Visiting for the first time since the site upgrade? Read what's new!
Street View is the best available vantage point looking, if possible, towards the location of the building. In some locations, Street View may not give a view of the actual building, or may not be available at all. Where it is not available, the satellite view is shown instead.
Latitude: 50.7143 / 50°42'51"N
Longitude: -3.0547 / 3°3'17"W
OS Eastings: 325630
OS Northings: 91054
OS Grid: SY256910
Mapcode National: GBR PF.HGSZ
Mapcode Global: FRA 47H6.1RQ
Entry Name: Axmouth War Memorial Cross
Location: Axmouth, East Devon, Devon, EX12
District: East Devon
Traditional County: Devon
Lieutenancy Area (Ceremonial County): Devon
Listing Date: 23 February 2017
Source: Historic England
Source ID: 1443109
First World War memorial, unveiled 1920, with later additions for the Second World War.
The memorial cross stands in the churchyard of the Church of St Michael (Grade I-listed). In Cornish granite, it takes the form of a c5m tall wheel-head cross. The cross head and the cross shaft are ornamented with intricate interlace patterns carved in low relief. The cross shaft stands on a three-stepped, octagonal, base. The inscriptions, in applied metal letters, are recorded on the middle step of the base.
The principal dedicatory inscription on the front face reads TO THE GLORY OF GOD/ AND IN LOVING MEMORY OF/ THE MEN OF THIS PARISH/ WHO DIED FOR KING AND COUNTRY/ IN THE GREAT WAR 1914 – 1919/ “THEIR NAME LIVETH FOR EVERMORE”. The commemorated names are listed on other faces of the middle step with, to the rear, the two Second World War names.
The aftermath of the First World War saw the biggest single wave of public commemoration ever with tens of thousands of memorials erected across England. This was the result of both the huge impact on communities of the loss of three quarters of a million British lives, and also the official policy of not repatriating the dead: therefore the memorials provided the main focus of the grief felt at this great loss.

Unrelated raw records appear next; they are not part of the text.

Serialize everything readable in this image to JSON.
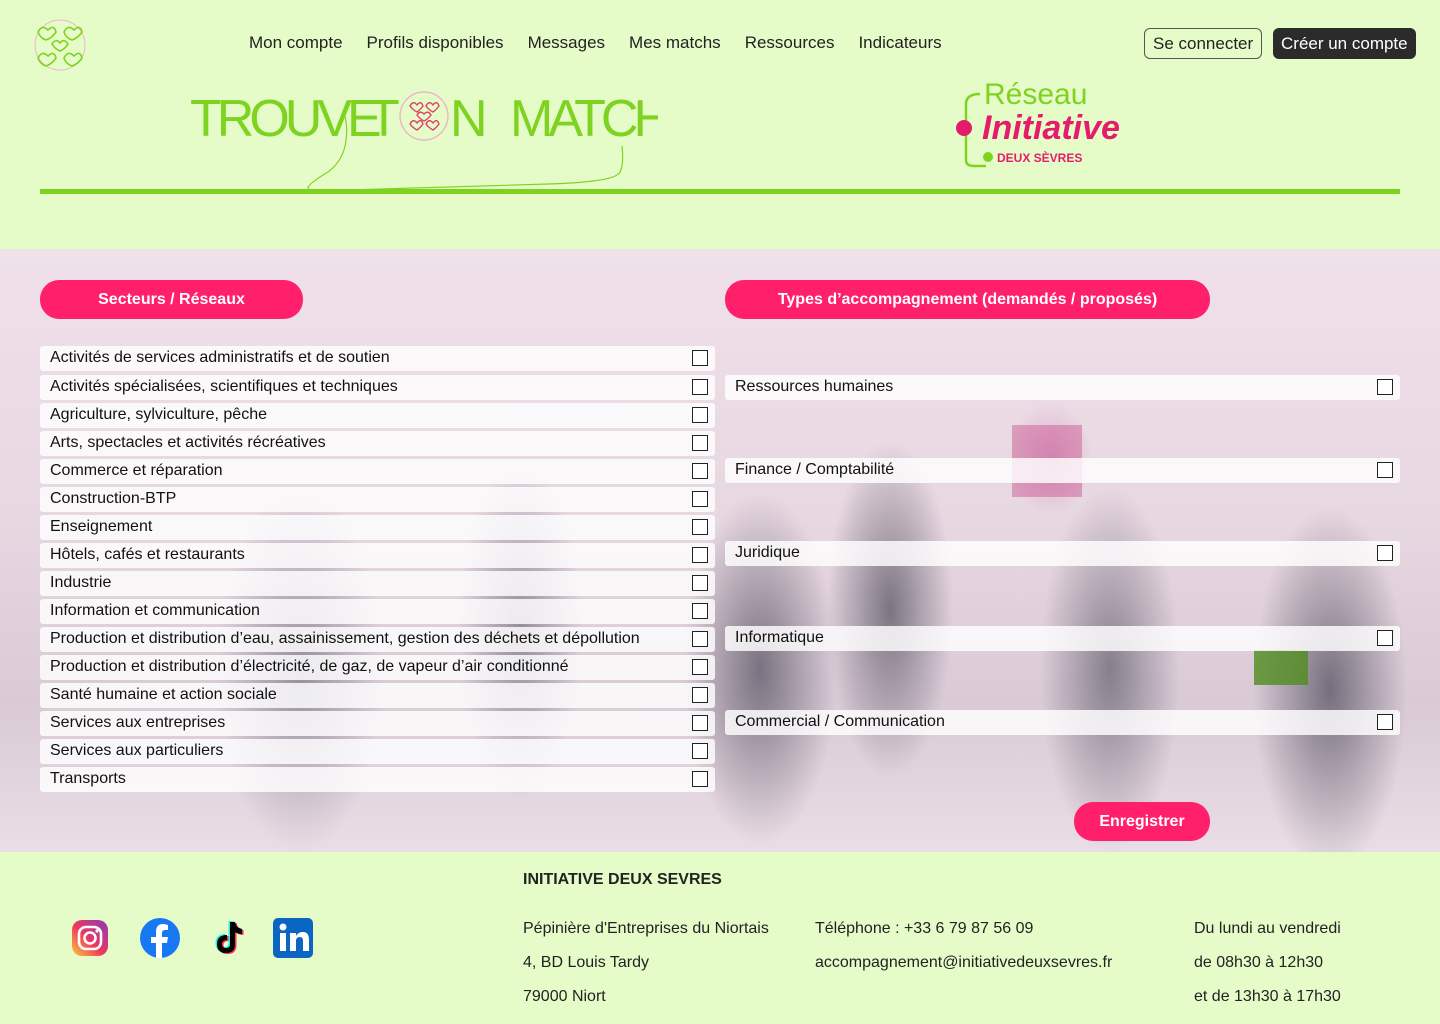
{
  "header": {
    "nav": [
      "Mon compte",
      "Profils disponibles",
      "Messages",
      "Mes matchs",
      "Ressources",
      "Indicateurs"
    ],
    "login_label": "Se connecter",
    "signup_label": "Créer un compte",
    "brand_logo": {
      "part1": "TROUVE",
      "part2": "T",
      "part3": "N",
      "part4": "MATCH"
    },
    "network_logo": {
      "line1": "Réseau",
      "line2": "Initiative",
      "line3": "DEUX SÈVRES"
    }
  },
  "colors": {
    "accent": "#ff1f6b",
    "background": "#e6fcc8",
    "green": "#7ed321",
    "dark": "#2b2b2b"
  },
  "sectors": {
    "title": "Secteurs / Réseaux",
    "items": [
      "Activités de services administratifs et de soutien",
      "Activités spécialisées, scientifiques et techniques",
      "Agriculture, sylviculture, pêche",
      "Arts, spectacles et activités récréatives",
      "Commerce et réparation",
      "Construction-BTP",
      "Enseignement",
      "Hôtels, cafés et restaurants",
      "Industrie",
      "Information et communication",
      "Production et distribution d’eau, assainissement, gestion des déchets et dépollution",
      "Production et distribution d’électricité, de gaz, de vapeur d’air conditionné",
      "Santé humaine et action sociale",
      "Services aux entreprises",
      "Services aux particuliers",
      "Transports"
    ]
  },
  "support": {
    "title": "Types d’accompagnement (demandés / proposés)",
    "items": [
      "Ressources humaines",
      "Finance / Comptabilité",
      "Juridique",
      "Informatique",
      "Commercial / Communication"
    ]
  },
  "save_label": "Enregistrer",
  "footer": {
    "title": "INITIATIVE DEUX SEVRES",
    "address": [
      "Pépinière d'Entreprises du Niortais",
      "4, BD Louis Tardy",
      "79000 Niort"
    ],
    "contact": [
      "Téléphone : +33 6 79 87 56 09",
      "accompagnement@initiativedeuxsevres.fr"
    ],
    "hours": [
      "Du lundi au vendredi",
      "de 08h30 à 12h30",
      "et de 13h30 à 17h30"
    ],
    "social": [
      "instagram-icon",
      "facebook-icon",
      "tiktok-icon",
      "linkedin-icon"
    ]
  }
}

One such memorial was raised at Axmouth as a permanent testament to the sacrifice made by the members of the local community who lost their lives in the First World War.
At a meeting held in April 1919 the villagers decided to raise a memorial cross in the churchyard and a tablet in the church. The War Memorial Committee hoped to raise £300 to cover the costs. The cross had been erected by March 1920. It was made by Messrs H Hems and Sons of Exeter and was unveiled by Major Morrison Bell MP, with an address by Prebendary HC Gaye, in commemoration of 22 local servicemen who died in the First World War. Following the Second World War the names of two men who died in that conflict were added.

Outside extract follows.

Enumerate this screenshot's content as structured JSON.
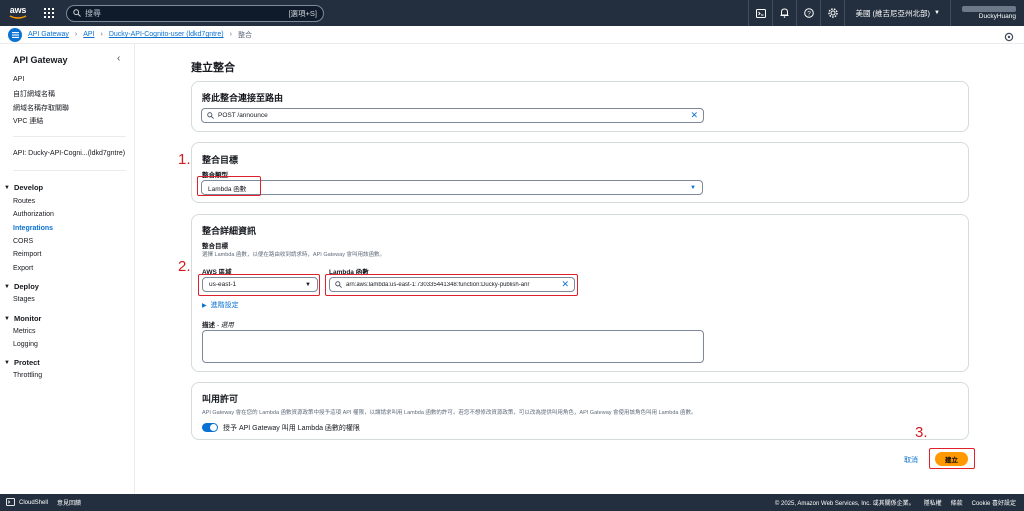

Axmouth War Memorial Cross, which stands in St Michael's churchyard, is listed at Grade II for the following principal reasons:
* Historic interest: as an eloquent witness to the tragic impact of world events on this local community, and the sacrifice it has made in the conflicts of the C20;
* Architectural interest: a tall and intricately ornamented wheel-head cross in the Celtic style;
* Group value: with the Church of St Michael (Grade I) and other Grade II-listed buildings in close proximity.
Other nearby listed buildings